This follows free-trade agreements with Korea, Japan, and China, which have led to reduced import tariffs on many Australian products, with further tariff reductions scheduled over the coming years.
And the May Budget included more than $51 million to grow agricultural exports and ensure we continue to capture the gains from free trade agreements.
Many sheep producers are feeling uncertain about the future of the live export trade, and I can assure you the Morrison government supports the continuation of the live sheep trade to the Middle East, including during the northern summer.
Right now, it’s critical to restore public confidence in the trade.
The Minister for Agriculture moved quickly to implement all 23 recommendations of the McCarthy Review to improve animal welfare standards.
Since we were elected to government in 2013, the agriculture sector has grown from a $49 billion industry to a $67 billion industry.
We set about creating an environment for agriculture to succeed - and it has.
Australian farmers are feeding people the world over.

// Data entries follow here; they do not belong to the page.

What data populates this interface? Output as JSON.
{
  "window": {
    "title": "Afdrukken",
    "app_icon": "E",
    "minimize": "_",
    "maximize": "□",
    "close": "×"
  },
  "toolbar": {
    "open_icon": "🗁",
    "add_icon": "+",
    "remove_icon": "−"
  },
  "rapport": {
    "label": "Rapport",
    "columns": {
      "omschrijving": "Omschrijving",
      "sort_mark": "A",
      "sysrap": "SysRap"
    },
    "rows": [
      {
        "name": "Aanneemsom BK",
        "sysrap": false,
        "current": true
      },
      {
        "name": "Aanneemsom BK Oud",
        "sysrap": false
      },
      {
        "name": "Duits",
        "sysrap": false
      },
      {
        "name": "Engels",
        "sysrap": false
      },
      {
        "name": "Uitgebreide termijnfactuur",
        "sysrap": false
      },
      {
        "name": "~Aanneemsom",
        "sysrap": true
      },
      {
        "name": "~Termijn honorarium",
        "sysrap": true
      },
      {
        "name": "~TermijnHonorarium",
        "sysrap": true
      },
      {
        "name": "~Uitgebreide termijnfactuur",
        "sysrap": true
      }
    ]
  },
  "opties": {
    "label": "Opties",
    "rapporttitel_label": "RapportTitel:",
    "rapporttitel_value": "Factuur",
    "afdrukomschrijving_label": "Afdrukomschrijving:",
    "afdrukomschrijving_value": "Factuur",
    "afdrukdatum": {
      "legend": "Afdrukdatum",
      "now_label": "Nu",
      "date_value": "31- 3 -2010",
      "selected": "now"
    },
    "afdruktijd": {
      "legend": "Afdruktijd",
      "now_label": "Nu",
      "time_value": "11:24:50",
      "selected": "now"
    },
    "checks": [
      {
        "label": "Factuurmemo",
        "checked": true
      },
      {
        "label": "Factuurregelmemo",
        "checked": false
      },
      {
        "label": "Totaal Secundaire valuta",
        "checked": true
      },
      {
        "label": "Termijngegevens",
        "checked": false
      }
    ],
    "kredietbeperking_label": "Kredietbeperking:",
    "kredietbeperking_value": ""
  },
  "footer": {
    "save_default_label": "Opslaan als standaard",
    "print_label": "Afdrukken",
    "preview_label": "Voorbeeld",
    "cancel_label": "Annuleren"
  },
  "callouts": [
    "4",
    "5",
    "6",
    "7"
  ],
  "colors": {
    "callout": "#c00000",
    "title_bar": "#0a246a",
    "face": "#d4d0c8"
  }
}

And our premium produce is well sought after.
Profitable and productive farm business underpins thriving regional communities, the national economy and a better way of life for all.
It all starts here.